As with any surgical procedure, rotator cuff repair poses the risk of blood loss, blood clots, infection, and anesthesia-related problems. But besides the risks of surgery in general, rotator cuff repair may cause certain complications. For example, nerves may be injured during surgery; this typically involves the nerve that activates the deltoid.
During an open repair, the surgeon may detach the deltoid for better access to the rotator cuff; this shoulder muscle is usually stitched back at the end of surgery. A small percentage of patients may also experience stiffness, which often improves with more aggressive therapy and exercise.
All types of repairs have a chance for re-tears; the risk of re-tear is higher if the initial tear is large. A re-tear usually does not cause pain or decreased shoulder function, but second surgery may be necessary for severe pain or loss of function.
What to expect after surgery
You will wear a sling or a shoulder immobilizer when you leave the hospital to keep your shoulder from moving.
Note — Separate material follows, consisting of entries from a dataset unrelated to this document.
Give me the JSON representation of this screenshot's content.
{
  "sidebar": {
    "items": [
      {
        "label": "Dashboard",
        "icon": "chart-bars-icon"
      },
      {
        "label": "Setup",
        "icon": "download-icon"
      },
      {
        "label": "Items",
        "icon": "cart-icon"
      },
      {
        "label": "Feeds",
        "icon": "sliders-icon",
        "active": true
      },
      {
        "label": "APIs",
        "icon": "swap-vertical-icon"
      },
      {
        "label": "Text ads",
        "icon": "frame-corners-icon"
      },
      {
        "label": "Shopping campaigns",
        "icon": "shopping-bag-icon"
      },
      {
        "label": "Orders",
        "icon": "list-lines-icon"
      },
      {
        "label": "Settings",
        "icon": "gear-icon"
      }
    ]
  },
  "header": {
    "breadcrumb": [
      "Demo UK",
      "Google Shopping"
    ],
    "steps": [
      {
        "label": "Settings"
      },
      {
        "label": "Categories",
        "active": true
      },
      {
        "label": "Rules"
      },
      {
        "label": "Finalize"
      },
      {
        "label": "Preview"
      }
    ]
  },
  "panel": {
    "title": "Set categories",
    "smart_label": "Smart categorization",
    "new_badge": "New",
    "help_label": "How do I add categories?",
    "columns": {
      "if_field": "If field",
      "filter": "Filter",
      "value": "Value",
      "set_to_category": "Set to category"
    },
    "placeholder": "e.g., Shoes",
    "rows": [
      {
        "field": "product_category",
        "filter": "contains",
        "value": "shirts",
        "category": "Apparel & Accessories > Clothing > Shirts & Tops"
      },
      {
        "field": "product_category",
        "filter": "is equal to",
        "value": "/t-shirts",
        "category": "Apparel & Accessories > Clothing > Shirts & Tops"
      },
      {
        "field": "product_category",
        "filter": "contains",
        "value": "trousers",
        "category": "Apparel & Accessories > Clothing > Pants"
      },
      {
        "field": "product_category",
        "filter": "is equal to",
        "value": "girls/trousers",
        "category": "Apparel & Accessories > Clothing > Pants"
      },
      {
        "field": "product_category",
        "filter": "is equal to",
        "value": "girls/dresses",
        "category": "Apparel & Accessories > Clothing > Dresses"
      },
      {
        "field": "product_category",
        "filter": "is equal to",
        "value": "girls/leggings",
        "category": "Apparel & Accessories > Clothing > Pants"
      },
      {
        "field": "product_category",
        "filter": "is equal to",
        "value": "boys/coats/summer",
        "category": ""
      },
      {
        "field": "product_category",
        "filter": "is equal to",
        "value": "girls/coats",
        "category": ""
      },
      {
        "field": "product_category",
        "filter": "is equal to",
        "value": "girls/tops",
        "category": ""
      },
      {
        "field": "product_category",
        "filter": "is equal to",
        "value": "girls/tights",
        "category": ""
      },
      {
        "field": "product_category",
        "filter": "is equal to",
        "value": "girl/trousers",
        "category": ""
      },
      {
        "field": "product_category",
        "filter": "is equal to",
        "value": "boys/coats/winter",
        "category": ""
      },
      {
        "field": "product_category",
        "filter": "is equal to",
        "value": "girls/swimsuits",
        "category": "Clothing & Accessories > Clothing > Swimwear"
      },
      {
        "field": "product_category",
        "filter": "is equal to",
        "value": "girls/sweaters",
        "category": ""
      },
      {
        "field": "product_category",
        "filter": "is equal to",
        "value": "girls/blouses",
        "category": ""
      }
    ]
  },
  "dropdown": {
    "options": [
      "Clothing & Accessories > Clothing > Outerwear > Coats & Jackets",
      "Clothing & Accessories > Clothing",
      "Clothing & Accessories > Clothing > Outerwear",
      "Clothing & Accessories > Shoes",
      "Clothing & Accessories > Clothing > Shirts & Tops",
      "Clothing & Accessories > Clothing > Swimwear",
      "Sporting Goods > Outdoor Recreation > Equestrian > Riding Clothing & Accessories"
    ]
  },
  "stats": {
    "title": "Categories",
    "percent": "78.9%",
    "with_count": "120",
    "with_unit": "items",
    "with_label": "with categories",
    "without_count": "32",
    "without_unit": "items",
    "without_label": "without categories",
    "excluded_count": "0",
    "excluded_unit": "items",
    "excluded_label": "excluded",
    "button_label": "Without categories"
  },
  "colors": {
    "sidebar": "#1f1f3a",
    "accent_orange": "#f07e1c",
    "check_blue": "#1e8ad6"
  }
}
The type of surgery you had determines how long you wear the sling; usually, this is between four to six weeks. Recovery can take four to six months, depending on the type of surgery you had, the size of the tear, overall health, and other factors.
The outcome of rotator cuff repair
Many patients experience less pain and improved shoulder strength after surgery for a rotator cuff tear. Regardless of the approach used – open, mini-open, or arthroscopic, the benefits are similar. What matters is the surgeon’s expertise and not the choice of technique. However, factors like poor tissue quality, large tears, poor patient compliance, old age (older than 65 years), and smoking can decrease the likelihood of satisfactory results.
If you have questions about rotator cuff repair, consult your specialist at Alliance Spine Associates, LLC.